    But the bigger problem is that kids must make terribly important and almost irreversible life decisions years before they have either the data or the maturity to do so. That article is filled with sad examples of folks who seem to have made unfortunate decisions. How to fix that? Probably you can’t. But it can help to delay a choice of major until after two years of (relatively cheap) community college education. Then those life-decisions can be made with 2 years more data and (hopefully) 2 years more maturity.

  5. -s says:

    I don’t claim to know how it is these days.

    FWIW, I did the loans. To the max. About $15k by the time I finished, o so long ago.

    But there were no parties, no vacations, no cars. The money went for tuition. I thought that was what it was for.

    I didn’t have much trouble paying it back. It took 10 years. I paid as slow as possible because the interest rate was less than inflation + taxes, and math was one of the courses I passed.

    I didn’t move back home. I left at 18 and never came back. I lived in some sketchy places.

    I’m not saying that kids these days don’t have it rough. I think they do. Tuition costs are well into stupid. The economy sux, and has for a long time.

    I’m saying it wasn’t always this way. Back in the day, some of those loads helped some poor kids pay for school.

  6. TM says:

    What’s most striking to me in that article is the number of people who’s degree choice has little to no bearing on their career goal. And beyond that, even those that have degree oriented career goals, the number who’s goals honestly shouldn’t require a degree (seriously, why would you need a degree to be a librarian? Seems to me that job requires lots of on the job training and a well read individual.)

    Way back when I was first going to college, I recall hearing a number of times how some percentage of people (usually greater than 50%) ended up in careers unrelated to their major. Rather than seeing this as the sign of systematic sickness that it is, it was portrayed (and I believed) it to be an indicator that everything would work out fine in the end, even if you weren’t 100% sure what you wanted to do in college (but you did have to go, because that’s what you do).

  7. abnormalist says:

    Honestly TM, to become a librarian, most of the time you need an MLS (Masters in Library Sciences I fhit you not). Why? Because all of the other applicants for the job have an MLS.

    Its sort of a club at this point, if you dont have the MLS, you can be a part time assistant, or a volunteer (both of which are required to become a REAL librarian in most areas)

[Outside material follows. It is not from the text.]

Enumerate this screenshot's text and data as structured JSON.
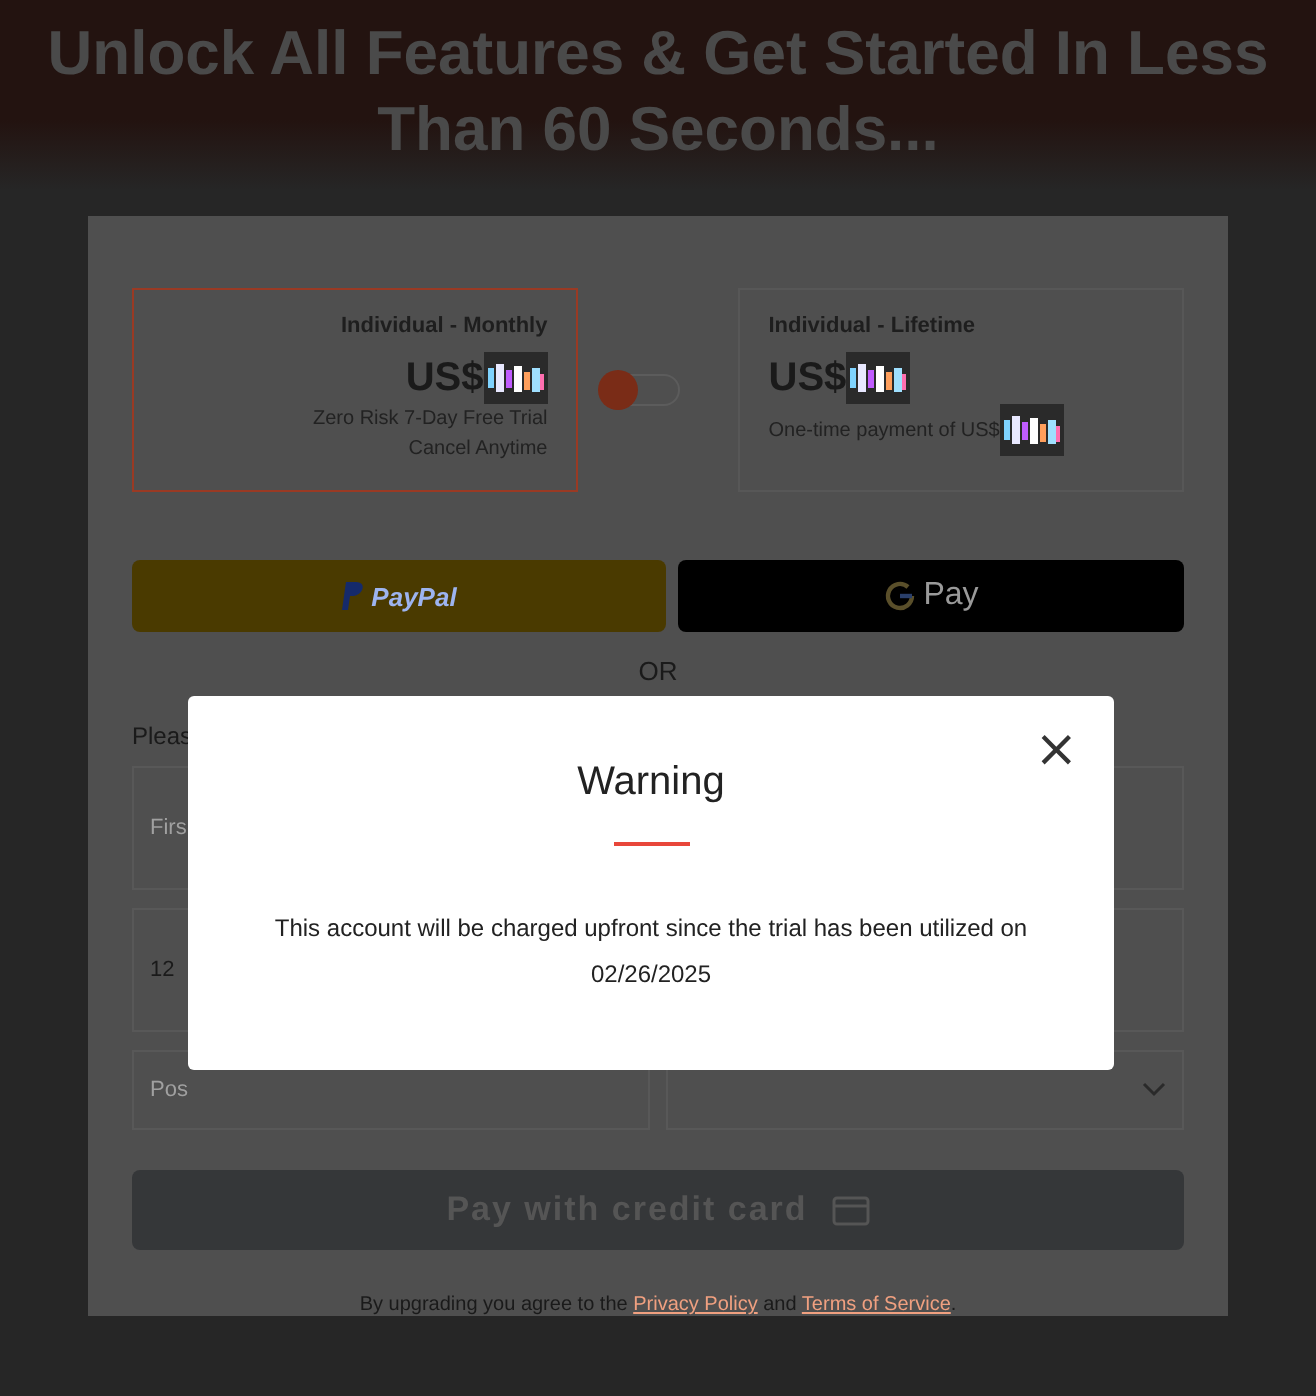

    I totally agree with you on the “I recall hearing a number of times how some percentage of people (usually greater than 50%) ended up in careers unrelated to their major” being pushed as a good thing, not as the “So pick a career now that you would actually enjoy, can do, and can live with so you dont waste your time and money here” line it should be but as the “So it doesnt really matter, its all going ot be good if you have that degree in Womyns (intentional) studies” line its interpreted as.

To the stake with the heretic!